  • "The Americans have need of the telephone, but we do not. We have plenty of messenger boys." –Sir William Preece, Chief Engineer, British Post Office, 1878.
  • "The cinema is little more than a fad. It's canned drama. What audiences really want to see is flesh and blood on the stage." –Charlie Chaplin, actor, producer, director, and studio founder, 1916.
  • "There is not the slightest indication that nuclear energy will ever be obtainable. It would mean that the atom would have to be shattered at will." –Albert Einstein, 1932.
  • “The truth is no online database will replace your daily newspaper.” –Clifford Stroll, Newsweek article, 1995.

Forecasting is an inexact science. However, some traits can improve one’s ability to project the future with accuracy (to an extent). In Superforecasting, Philip Tetlock and Dan Gardner discuss some important qualities of superforecasters, including:

  • Employing a philosophical outlook that is cautious, humble, non-deterministic
  • Having a thinking style that is open-minded, curious, reflective and numerate
  • Utilizing a forecasting style that is pragmatic, probabilistic, analytical and can be thoughtfully updated when necessary
  • Having a work ethic full of grit and a mindset oriented toward growth

While it is possible to become a superforecaster, it is rare to find a single person possessing all the above characteristics and even more uncommon to find someone who can consistently use the above approach in a non-biased, clear-headed manner.

In reading Lazard Asset Management’s June 2019 Insights article entitled The Art and Science of Forecasting, the author points out that in study after study, researchers have discovered that forecasts are primarily inaccurate largely due to the existence of well-known biases. Other techniques may be used to combat the biases and improve forecasting accuracy:

  • Remembering that “the future is a horizon, not a point.” Providing a range of outcomes is preferable to providing a single point. To predict that the S&P 500 is going to end the year at exactly 3,074 seems both ridiculous and unhelpful, as opposed to providing a range, let’s say somewhere between a level of 2,925 and 3,225, which seems more credible and likely.
  • The evidence also suggests that forecasts made in isolation are not as accurate as those undertaken using a team approach. There appears to be a “wisdom in teams” effect that shows up across the studies. Teams do well as do averages of individual forecasts.
  • Assigning confidence ratings to one’s predictions assists in increasing accuracy. Too often, we take a black and white approach, when, in reality, there are shades of gray in between.

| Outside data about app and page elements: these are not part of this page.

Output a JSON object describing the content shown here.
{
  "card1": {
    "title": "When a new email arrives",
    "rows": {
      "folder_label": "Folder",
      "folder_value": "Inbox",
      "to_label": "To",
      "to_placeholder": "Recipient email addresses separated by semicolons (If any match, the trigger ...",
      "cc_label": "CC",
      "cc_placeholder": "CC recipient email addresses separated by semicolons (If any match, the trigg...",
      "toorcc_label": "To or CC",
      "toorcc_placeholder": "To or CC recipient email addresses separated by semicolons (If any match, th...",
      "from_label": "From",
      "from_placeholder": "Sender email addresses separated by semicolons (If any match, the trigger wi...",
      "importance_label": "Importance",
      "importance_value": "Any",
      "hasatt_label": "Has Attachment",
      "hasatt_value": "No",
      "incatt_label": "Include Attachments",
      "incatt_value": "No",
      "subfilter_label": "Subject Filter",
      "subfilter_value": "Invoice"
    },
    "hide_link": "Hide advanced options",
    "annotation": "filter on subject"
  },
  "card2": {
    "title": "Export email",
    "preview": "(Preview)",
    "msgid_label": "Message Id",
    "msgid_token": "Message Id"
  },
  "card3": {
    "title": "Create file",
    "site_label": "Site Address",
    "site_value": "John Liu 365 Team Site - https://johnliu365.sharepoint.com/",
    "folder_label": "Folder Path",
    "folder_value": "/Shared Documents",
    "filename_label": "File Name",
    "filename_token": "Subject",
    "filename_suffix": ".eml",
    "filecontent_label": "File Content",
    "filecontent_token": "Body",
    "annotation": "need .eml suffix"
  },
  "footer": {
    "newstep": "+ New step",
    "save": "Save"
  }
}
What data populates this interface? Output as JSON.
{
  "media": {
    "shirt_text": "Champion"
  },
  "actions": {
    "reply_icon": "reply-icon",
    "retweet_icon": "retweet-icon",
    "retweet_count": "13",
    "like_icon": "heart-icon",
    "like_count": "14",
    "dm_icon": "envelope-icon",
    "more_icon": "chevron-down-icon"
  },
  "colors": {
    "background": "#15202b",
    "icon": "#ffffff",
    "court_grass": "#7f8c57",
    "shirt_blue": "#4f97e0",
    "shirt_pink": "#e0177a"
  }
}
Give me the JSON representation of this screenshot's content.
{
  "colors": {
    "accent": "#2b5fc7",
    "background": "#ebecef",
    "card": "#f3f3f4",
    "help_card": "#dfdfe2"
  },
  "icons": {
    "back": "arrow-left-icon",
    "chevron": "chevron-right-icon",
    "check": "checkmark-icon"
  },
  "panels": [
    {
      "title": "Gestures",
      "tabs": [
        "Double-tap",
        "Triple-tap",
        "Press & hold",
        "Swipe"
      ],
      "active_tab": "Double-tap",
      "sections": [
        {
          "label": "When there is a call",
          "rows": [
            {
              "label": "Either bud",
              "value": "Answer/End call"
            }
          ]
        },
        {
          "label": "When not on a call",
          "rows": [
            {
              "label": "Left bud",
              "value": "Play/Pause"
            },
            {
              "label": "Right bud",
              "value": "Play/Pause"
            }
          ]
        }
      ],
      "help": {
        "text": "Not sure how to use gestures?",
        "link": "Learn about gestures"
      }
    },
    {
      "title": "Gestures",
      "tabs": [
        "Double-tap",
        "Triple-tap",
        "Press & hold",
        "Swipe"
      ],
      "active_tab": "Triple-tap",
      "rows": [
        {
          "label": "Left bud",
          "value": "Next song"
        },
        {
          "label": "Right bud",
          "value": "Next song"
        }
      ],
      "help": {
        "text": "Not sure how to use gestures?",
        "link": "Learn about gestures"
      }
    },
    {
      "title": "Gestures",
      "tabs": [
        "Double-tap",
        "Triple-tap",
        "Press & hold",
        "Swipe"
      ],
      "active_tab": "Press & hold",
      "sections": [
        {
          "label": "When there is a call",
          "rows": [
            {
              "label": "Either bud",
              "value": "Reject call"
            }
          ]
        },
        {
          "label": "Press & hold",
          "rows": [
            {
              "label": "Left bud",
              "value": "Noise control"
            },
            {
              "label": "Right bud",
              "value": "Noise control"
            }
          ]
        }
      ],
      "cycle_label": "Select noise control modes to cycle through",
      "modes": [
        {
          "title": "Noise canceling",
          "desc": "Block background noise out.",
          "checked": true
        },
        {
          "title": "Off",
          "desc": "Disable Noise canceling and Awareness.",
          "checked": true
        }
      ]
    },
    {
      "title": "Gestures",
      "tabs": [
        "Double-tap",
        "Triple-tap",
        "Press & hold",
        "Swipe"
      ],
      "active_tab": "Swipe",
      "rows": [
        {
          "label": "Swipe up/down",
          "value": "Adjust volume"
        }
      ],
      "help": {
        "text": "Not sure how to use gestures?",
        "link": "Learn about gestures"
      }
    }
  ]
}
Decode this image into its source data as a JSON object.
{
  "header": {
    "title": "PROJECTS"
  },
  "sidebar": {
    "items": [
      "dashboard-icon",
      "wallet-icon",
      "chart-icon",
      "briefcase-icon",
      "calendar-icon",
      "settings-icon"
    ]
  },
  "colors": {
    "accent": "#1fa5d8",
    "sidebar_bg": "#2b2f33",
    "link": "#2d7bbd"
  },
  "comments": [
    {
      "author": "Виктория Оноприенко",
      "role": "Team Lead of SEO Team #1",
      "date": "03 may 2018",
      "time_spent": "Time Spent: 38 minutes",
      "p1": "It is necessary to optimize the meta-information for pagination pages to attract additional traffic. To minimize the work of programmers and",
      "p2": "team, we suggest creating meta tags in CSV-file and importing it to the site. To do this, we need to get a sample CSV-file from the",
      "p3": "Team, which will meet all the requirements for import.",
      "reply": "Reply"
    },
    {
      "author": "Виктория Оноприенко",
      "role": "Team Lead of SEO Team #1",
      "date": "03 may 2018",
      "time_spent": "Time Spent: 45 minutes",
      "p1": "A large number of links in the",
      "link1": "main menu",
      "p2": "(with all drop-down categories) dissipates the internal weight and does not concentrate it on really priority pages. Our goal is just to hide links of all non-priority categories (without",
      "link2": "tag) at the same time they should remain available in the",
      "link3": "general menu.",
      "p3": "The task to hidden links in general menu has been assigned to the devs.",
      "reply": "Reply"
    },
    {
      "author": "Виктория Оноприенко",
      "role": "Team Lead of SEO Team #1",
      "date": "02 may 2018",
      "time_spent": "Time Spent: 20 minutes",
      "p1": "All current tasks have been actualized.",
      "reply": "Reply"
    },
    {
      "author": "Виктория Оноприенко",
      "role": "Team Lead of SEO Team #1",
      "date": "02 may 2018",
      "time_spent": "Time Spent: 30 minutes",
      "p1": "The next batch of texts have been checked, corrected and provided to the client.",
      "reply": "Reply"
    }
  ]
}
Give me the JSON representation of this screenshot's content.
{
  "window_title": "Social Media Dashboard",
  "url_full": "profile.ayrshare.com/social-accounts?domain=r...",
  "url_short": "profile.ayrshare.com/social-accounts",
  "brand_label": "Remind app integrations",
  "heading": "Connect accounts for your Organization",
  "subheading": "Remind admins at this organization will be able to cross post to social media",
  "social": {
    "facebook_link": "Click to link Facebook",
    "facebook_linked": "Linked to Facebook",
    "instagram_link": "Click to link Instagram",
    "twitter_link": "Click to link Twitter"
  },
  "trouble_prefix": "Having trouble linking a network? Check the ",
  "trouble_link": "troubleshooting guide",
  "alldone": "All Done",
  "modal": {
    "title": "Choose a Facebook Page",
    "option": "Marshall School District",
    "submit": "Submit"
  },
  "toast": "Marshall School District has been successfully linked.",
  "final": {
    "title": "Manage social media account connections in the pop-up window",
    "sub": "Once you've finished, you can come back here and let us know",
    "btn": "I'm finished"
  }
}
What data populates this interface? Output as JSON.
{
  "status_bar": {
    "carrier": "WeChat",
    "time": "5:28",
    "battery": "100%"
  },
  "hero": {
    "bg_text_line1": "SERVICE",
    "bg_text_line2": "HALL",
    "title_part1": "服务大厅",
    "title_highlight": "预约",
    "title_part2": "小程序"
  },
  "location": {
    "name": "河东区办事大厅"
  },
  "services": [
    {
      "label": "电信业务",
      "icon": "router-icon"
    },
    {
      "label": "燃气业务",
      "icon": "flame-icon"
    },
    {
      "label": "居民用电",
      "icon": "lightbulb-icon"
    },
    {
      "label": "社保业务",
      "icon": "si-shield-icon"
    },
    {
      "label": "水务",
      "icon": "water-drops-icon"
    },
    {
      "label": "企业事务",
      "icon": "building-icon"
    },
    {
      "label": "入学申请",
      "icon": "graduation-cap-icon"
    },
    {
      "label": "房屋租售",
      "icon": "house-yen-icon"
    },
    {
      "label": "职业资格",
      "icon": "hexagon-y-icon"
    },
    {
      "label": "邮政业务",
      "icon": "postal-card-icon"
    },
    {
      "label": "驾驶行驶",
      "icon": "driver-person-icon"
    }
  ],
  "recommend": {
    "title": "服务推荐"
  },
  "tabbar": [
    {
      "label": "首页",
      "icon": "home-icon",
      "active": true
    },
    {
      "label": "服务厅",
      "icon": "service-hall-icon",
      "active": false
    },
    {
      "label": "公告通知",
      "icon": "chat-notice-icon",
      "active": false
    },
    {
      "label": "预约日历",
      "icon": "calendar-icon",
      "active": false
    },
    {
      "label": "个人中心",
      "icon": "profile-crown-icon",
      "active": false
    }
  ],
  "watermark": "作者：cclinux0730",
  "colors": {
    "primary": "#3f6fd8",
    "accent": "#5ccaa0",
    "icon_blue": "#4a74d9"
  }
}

As Annie Duke says in her national bestseller, Thinking in Bets, “when we express our beliefs, they don’t generally come with qualifications. What if, in addition to expressing what we believe, we also rated our level of confidence about the accuracy of our belief on a scale of zero to ten? Forcing ourselves to express how sure we are of our beliefs brings to plain sight the probabilistic nature of those beliefs, that what we believe is seldom 100% or 0% accurate but, rather, somewhere in between.” Duke astutely goes on to say, “incorporating uncertainty into the way we think about our beliefs comes with many benefits. Acknowledging uncertainty is the first step in measuring and narrowing it.”

While forecasting is fraught with peril, some steps can be taken that help to alleviate the possibility of a missed forecast. At Wolf Group Capital Advisors, while we strive to be superforecasters, we are humbled to know that we cannot predict the future. Therefore, when building client portfolios, we always assess and monitor the prevailing risks in the economic and financial environment, giving us the ability to construct durable portfolios for the long-term and to optimize the risk to return trade-off. Our vigilant yet non-deterministic approach allows each investor to be comfortable holding their diversified portfolio regardless of the current market environment, with a consistent reminder that the future horizon is long-term.